The WHO established criteria for diagnosing osteoporosis based on bone mineral density. Dual energy x-ray absorptiometry (DXA) is today's established standard for measuring bone mineral density and for monitoring osteoporosis treatment.
This method is also employed in our practice. It is extremely accurate, reliable, and it exposes the patient to an extremely small dose of radiation. Measuring bone density is a very important factor, especially for pharmacotherapy. However, it is not the only determining factor for bone stability.
If you have already been with us or Dr. Paulus to determine bone density, we can compare your stored preliminary examination(s) directly with the new data.
By then also displaying your entire bone density development graphically, we can determine a trend, thereby checking the effectiveness of your previous treatment and making a plausible recommendation for further measures.
Besides insufficient bone mineral density there are further risk factors which influence the risk of osteoporotic fractures: lack of exercise, risk of falling, gender, age, early menopause, insufficient body weight, cortisone treatment, genetic (family) predisposition, smoking and illnesses that can cause a so-called secondary osteoporosis.
Radiation exposure is approx. 1 - 2 µSv, which is extremely low especially if you compare it to the natural radiation exposure of a person (5 – 8 µSV per day). And it is much less than the amount emitted during computer tomography of your abdomen (10.000–25.000µSv).
For self pay patients, costs for bone density scanning with examination of both your hips and your lumbar spine are approx. €40. If you wish to have a short consultation about your osteoporosis situation, we would charge you an additional amount of €9.
DXA examinations are easy, fast, and painless. Virtually no preparation is needed. In the DXA examination, which measures bone densitiy in the hip and spine, the patient lies on a padded table. The mineral content of the bone is then calculated by a computer whereby the measurements are compared with an average index based on age, sex, and size. Your test results are reported in two numbers :
- T-score: Your T-score is your bone density compared with what is normally expected in a healthy young adult of your sex (peak bone mass). Furthermore, this score helps determine if you have osteoporosis - a disease that causes bones to become more fragile and more likely to break.
- Z-score: This number reflects the amount of bone you have compared with other people in your age group and of the same size and gender.

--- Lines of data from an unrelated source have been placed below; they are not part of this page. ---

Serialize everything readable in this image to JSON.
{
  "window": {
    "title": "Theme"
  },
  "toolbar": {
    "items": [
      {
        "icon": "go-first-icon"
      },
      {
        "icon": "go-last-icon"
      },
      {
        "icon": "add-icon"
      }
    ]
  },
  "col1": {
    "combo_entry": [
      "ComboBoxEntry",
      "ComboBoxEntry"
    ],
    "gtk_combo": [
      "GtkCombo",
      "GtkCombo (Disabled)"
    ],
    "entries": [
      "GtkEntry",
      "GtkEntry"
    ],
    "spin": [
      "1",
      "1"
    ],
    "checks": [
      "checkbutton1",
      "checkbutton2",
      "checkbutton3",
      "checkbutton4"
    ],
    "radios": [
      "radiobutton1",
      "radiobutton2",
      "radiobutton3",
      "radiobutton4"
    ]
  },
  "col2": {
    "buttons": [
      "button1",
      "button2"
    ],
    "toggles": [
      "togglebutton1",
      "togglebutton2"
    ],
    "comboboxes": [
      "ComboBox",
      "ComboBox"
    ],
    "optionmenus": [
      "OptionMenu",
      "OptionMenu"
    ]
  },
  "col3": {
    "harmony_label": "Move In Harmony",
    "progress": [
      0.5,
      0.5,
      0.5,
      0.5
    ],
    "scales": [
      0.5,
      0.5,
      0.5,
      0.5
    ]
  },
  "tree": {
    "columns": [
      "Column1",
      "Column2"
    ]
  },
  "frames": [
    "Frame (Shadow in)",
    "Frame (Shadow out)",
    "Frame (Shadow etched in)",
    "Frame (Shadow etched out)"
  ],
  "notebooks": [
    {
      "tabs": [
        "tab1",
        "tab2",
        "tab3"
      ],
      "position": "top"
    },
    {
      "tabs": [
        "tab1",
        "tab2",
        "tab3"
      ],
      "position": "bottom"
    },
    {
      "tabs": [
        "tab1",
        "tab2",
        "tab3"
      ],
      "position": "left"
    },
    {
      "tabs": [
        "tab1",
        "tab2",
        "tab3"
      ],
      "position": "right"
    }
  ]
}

The methods of treating osteoporosis are as manifold as the causes for the disease itself. The most important therapies for treating age-related osteoporosis are: physical activity, fall prevention, medication (vitamin D, calcium-rich diet, antiresorptive and bone anabolic medications).
Please contact us on your next visit to find your individual therapy.